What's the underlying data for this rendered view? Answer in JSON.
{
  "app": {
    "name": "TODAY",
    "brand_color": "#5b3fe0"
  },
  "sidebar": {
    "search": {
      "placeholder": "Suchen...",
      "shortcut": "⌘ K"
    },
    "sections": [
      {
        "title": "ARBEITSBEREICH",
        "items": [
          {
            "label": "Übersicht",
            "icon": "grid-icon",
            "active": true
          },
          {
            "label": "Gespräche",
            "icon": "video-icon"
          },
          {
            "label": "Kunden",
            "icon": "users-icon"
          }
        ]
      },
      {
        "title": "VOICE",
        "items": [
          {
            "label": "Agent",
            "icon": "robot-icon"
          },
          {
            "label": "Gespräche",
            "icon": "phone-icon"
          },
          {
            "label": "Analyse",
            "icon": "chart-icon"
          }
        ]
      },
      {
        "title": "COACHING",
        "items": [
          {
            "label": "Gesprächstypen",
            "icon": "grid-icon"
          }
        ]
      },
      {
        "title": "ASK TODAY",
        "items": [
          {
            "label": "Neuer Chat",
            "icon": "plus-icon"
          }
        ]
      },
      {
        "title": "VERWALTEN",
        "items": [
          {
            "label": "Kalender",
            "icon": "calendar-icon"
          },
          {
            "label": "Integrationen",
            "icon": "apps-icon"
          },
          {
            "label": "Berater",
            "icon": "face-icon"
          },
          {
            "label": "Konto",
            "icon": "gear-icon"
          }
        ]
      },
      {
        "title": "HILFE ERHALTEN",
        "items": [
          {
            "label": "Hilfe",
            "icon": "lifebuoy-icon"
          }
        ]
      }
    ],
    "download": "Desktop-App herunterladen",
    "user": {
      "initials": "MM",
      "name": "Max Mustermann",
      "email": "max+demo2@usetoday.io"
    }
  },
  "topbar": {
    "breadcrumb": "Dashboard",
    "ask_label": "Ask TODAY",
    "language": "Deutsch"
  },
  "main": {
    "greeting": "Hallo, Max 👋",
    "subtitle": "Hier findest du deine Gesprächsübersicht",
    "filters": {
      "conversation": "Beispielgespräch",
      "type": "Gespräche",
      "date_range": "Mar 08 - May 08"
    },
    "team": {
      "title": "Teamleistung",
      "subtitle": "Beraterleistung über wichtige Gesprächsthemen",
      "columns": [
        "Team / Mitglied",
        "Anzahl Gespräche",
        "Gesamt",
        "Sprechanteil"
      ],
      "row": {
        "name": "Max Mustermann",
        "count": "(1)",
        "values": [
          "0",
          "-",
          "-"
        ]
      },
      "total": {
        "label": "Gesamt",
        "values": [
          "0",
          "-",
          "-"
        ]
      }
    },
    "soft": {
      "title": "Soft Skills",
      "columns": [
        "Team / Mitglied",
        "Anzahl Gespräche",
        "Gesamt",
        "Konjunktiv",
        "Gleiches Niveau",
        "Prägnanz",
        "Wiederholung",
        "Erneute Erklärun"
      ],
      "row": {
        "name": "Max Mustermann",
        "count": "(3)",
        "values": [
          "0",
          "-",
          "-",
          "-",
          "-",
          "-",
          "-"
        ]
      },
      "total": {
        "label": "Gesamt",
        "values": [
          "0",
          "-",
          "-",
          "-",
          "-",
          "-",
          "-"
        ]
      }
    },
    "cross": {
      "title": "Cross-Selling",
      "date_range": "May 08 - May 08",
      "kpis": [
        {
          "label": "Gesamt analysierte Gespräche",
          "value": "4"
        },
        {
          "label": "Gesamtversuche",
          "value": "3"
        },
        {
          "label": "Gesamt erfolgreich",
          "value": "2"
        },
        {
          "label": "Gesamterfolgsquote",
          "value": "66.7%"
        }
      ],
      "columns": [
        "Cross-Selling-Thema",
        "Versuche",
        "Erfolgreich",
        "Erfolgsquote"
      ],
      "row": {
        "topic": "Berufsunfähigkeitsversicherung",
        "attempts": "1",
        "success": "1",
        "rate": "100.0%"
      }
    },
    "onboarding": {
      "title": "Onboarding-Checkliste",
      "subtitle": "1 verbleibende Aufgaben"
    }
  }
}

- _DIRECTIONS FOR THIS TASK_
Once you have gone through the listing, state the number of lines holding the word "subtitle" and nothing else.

- _WRITTEN ANSWER_
3